> **Directions for this task**: Working through the lines below, return each one that holds "headline".

** Opening Record extracts block **

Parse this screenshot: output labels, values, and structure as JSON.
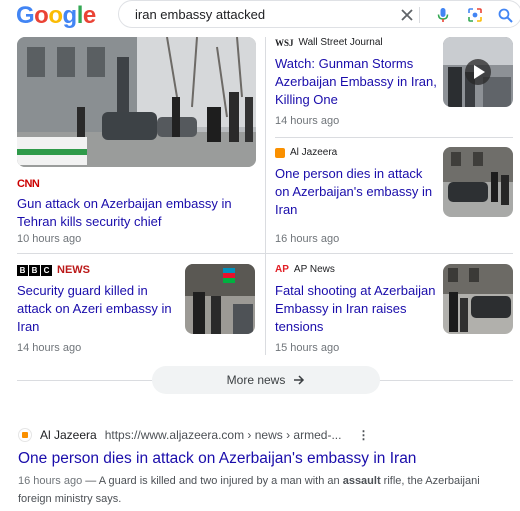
{
  "logo": {
    "letters": [
      "G",
      "o",
      "o",
      "g",
      "l",
      "e"
    ],
    "colors": [
      "#4285F4",
      "#EA4335",
      "#FBBC05",
      "#4285F4",
      "#34A853",
      "#EA4335"
    ]
  },
  "search": {
    "query": "iran embassy attacked"
  },
  "stories": [
    {
      "source": "CNN",
      "headline": "Gun attack on Azerbaijan embassy in Tehran kills security chief",
      "time": "10 hours ago"
    },
    {
      "source": "Wall Street Journal",
      "source_logo": "WSJ",
      "headline": "Watch: Gunman Storms Azerbaijan Embassy in Iran, Killing One",
      "time": "14 hours ago"
    },
    {
      "source": "Al Jazeera",
      "headline": "One person dies in attack on Azerbaijan's embassy in Iran",
      "time": "16 hours ago"
    },
    {
      "source": "BBC NEWS",
      "headline": "Security guard killed in attack on Azeri embassy in Iran",
      "time": "14 hours ago"
    },
    {
      "source": "AP News",
      "source_logo": "AP",
      "headline": "Fatal shooting at Azerbaijan Embassy in Iran raises tensions",
      "time": "15 hours ago"
    }
  ],
  "more_news": {
    "label": "More news"
  },
  "result": {
    "site": "Al Jazeera",
    "url": "https://www.aljazeera.com › news › armed-...",
    "title": "One person dies in attack on Azerbaijan's embassy in Iran",
    "snippet_time": "16 hours ago",
    "snippet_pre": " — A guard is killed and two injured by a man with an ",
    "snippet_bold": "assault",
    "snippet_post": " rifle, the Azerbaijani foreign ministry says."
  },
  "colors": {
    "link": "#1a0dab",
    "meta": "#70757a",
    "cnn": "#cc0000",
    "bbc": "#bb1919",
    "aljazeera": "#fa9000"
  }
}
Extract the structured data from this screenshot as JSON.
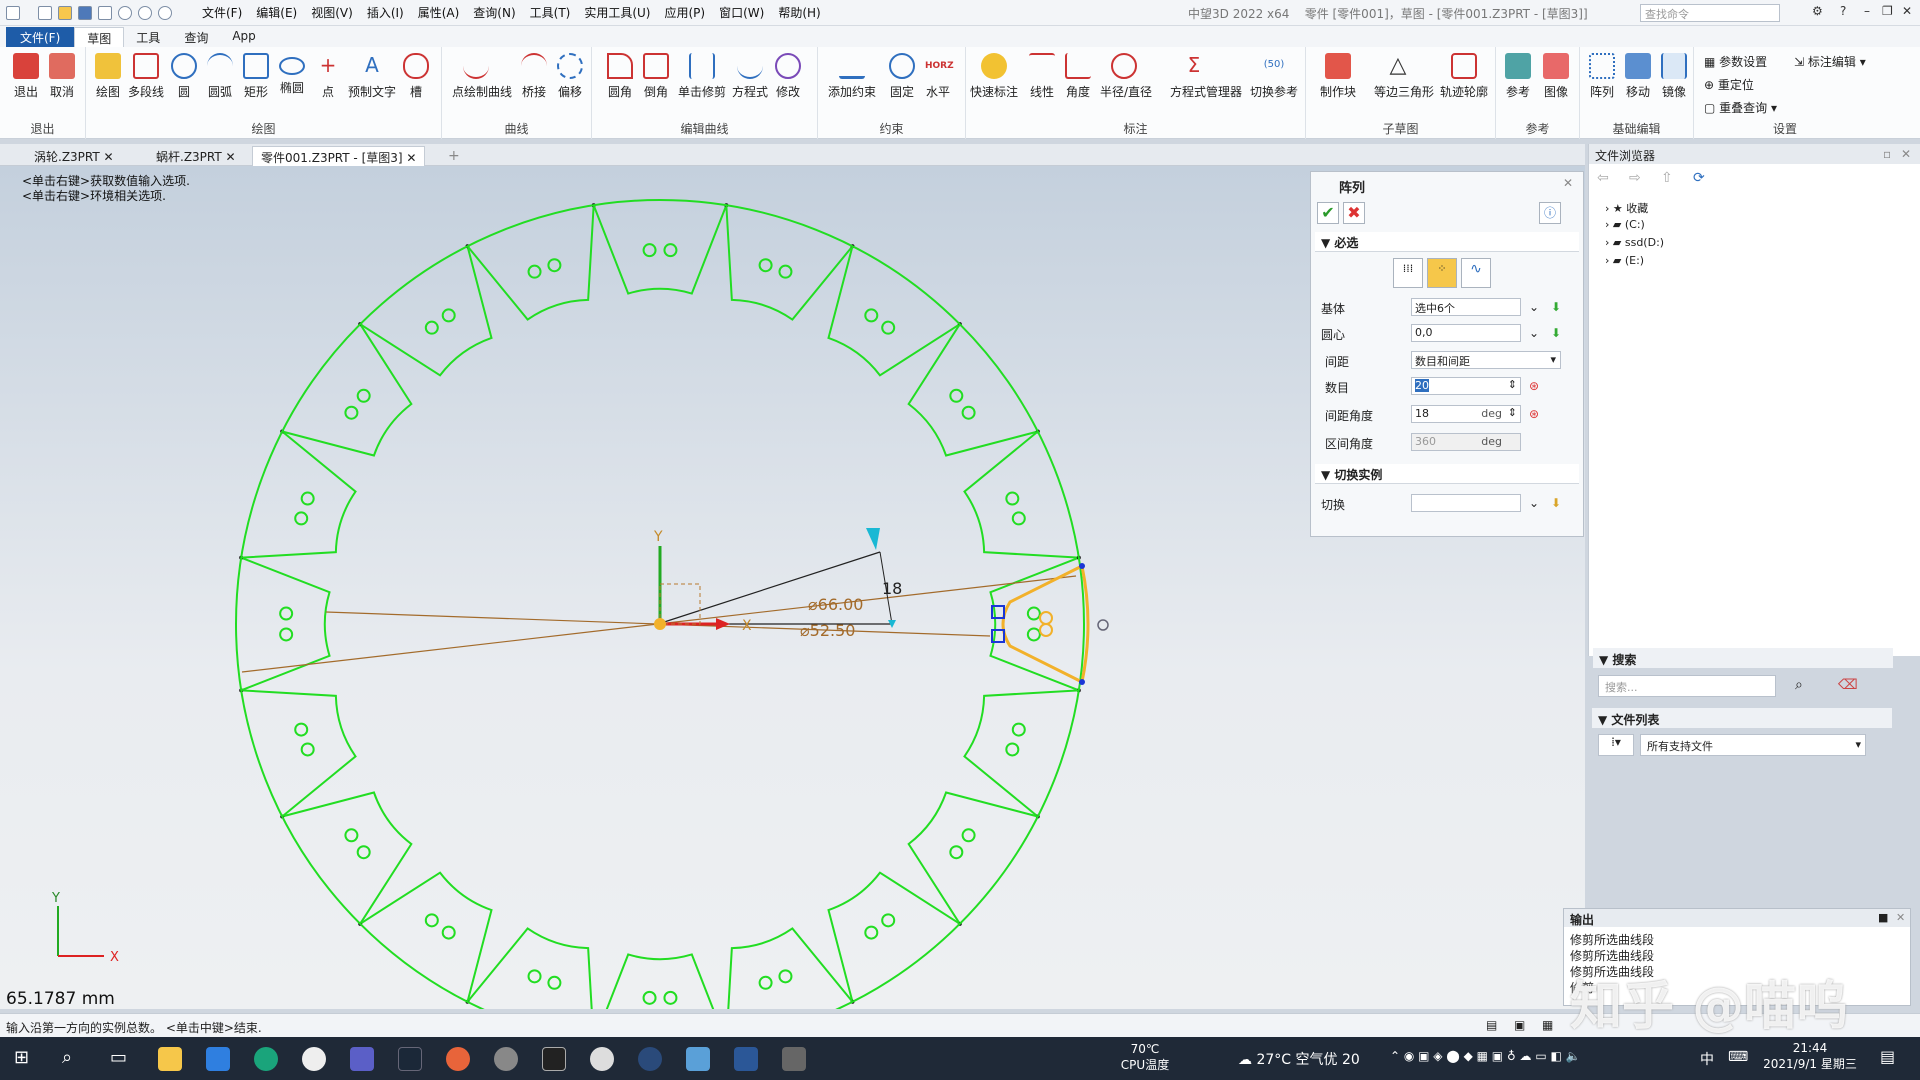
{
  "titlebar": {
    "menus": [
      "文件(F)",
      "编辑(E)",
      "视图(V)",
      "插入(I)",
      "属性(A)",
      "查询(N)",
      "工具(T)",
      "实用工具(U)",
      "应用(P)",
      "窗口(W)",
      "帮助(H)"
    ],
    "app_title": "中望3D 2022 x64",
    "doc_title": "零件 [零件001]，草图 - [零件001.Z3PRT - [草图3]]",
    "search_placeholder": "查找命令"
  },
  "ribbon_tabs": [
    "文件(F)",
    "草图",
    "工具",
    "查询",
    "App"
  ],
  "ribbon": {
    "g_exit": {
      "label": "退出",
      "buttons": [
        "退出",
        "取消"
      ]
    },
    "g_draw": {
      "label": "绘图",
      "buttons": [
        "绘图",
        "多段线",
        "圆",
        "圆弧",
        "矩形",
        "椭圆",
        "点",
        "预制文字",
        "槽"
      ]
    },
    "g_curve": {
      "label": "曲线",
      "buttons": [
        "点绘制曲线",
        "桥接",
        "偏移"
      ]
    },
    "g_edit": {
      "label": "编辑曲线",
      "buttons": [
        "圆角",
        "倒角",
        "单击修剪",
        "方程式",
        "修改"
      ]
    },
    "g_constraint": {
      "label": "约束",
      "buttons": [
        "添加约束",
        "固定",
        "水平"
      ]
    },
    "g_dim": {
      "label": "标注",
      "buttons": [
        "快速标注",
        "线性",
        "角度",
        "半径/直径",
        "方程式管理器",
        "切换参考"
      ]
    },
    "g_sub": {
      "label": "子草图",
      "buttons": [
        "制作块",
        "等边三角形",
        "轨迹轮廓"
      ]
    },
    "g_ref": {
      "label": "参考",
      "buttons": [
        "参考",
        "图像"
      ]
    },
    "g_basic": {
      "label": "基础编辑",
      "buttons": [
        "阵列",
        "移动",
        "镜像"
      ]
    },
    "g_settings": {
      "label": "设置",
      "buttons": [
        "参数设置",
        "重定位",
        "重叠查询",
        "标注编辑"
      ]
    }
  },
  "doc_tabs": [
    {
      "label": "涡轮.Z3PRT"
    },
    {
      "label": "蜗杆.Z3PRT"
    },
    {
      "label": "零件001.Z3PRT - [草图3]"
    }
  ],
  "canvas": {
    "hints": [
      "<单击右键>获取数值输入选项.",
      "<单击右键>环境相关选项."
    ],
    "dims": {
      "d1": "⌀66.00",
      "d2": "⌀52.50",
      "angle": "18"
    },
    "axis_x": "X",
    "axis_y": "Y",
    "measure": "65.1787 mm"
  },
  "array_panel": {
    "title": "阵列",
    "sec_required": "必选",
    "base_label": "基体",
    "base_value": "选中6个",
    "center_label": "圆心",
    "center_value": "0,0",
    "spacing_label": "间距",
    "spacing_value": "数目和间距",
    "count_label": "数目",
    "count_value": "20",
    "angle_label": "间距角度",
    "angle_value": "18",
    "angle_unit": "deg",
    "range_label": "区间角度",
    "range_value": "360",
    "range_unit": "deg",
    "sec_switch": "切换实例",
    "switch_label": "切换",
    "ok": "✔",
    "cancel": "✖"
  },
  "browser": {
    "title": "文件浏览器",
    "tree": [
      "收藏",
      "(C:)",
      "ssd(D:)",
      "(E:)"
    ],
    "search_title": "搜索",
    "search_placeholder": "搜索...",
    "list_title": "文件列表",
    "filter": "所有支持文件"
  },
  "output": {
    "title": "输出",
    "lines": [
      "修剪所选曲线段",
      "修剪所选曲线段",
      "修剪所选曲线段",
      "修剪"
    ]
  },
  "status": {
    "text": "输入沿第一方向的实例总数。 <单击中键>结束."
  },
  "taskbar": {
    "cpu_temp": "70℃",
    "cpu_label": "CPU温度",
    "weather": "27°C 空气优 20",
    "ime": "中",
    "time": "21:44",
    "date": "2021/9/1 星期三"
  },
  "watermark": "知乎 @喵呜",
  "colors": {
    "sketch": "#22dd22",
    "accent": "#1e5ca8",
    "selected": "#f2b12a"
  }
}
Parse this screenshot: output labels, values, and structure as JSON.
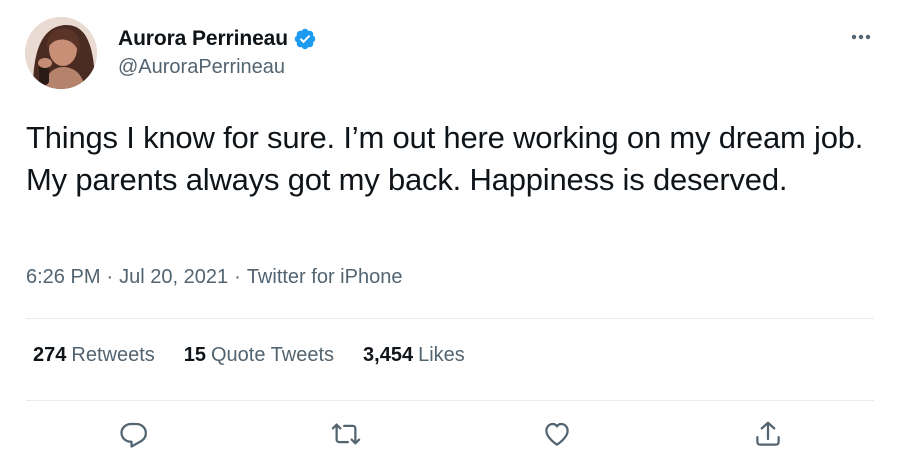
{
  "author": {
    "display_name": "Aurora Perrineau",
    "handle": "@AuroraPerrineau",
    "verified": true
  },
  "tweet": {
    "text": "Things I know for sure. I’m out here working on my dream job. My parents always got my back. Happiness is deserved.",
    "time": "6:26 PM",
    "date": "Jul 20, 2021",
    "source": "Twitter for iPhone",
    "separator": "·"
  },
  "stats": {
    "retweets_count": "274",
    "retweets_label": "Retweets",
    "quotes_count": "15",
    "quotes_label": "Quote Tweets",
    "likes_count": "3,454",
    "likes_label": "Likes"
  },
  "icons": {
    "more": "more-horizontal-icon",
    "verified": "verified-badge-icon",
    "reply": "reply-icon",
    "retweet": "retweet-icon",
    "like": "heart-icon",
    "share": "share-icon"
  },
  "colors": {
    "verified_blue": "#1d9bf0",
    "secondary_text": "#536471",
    "primary_text": "#0f1419",
    "divider": "#e6ecf0"
  }
}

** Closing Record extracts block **

> **Response area**:
      "headline": "Gun attack on Azerbaijan embassy in Tehran kills security chief",
      "headline": "Watch: Gunman Storms Azerbaijan Embassy in Iran, Killing One",
      "headline": "One person dies in attack on Azerbaijan's embassy in Iran",
      "headline": "Security guard killed in attack on Azeri embassy in Iran",
      "headline": "Fatal shooting at Azerbaijan Embassy in Iran raises tensions",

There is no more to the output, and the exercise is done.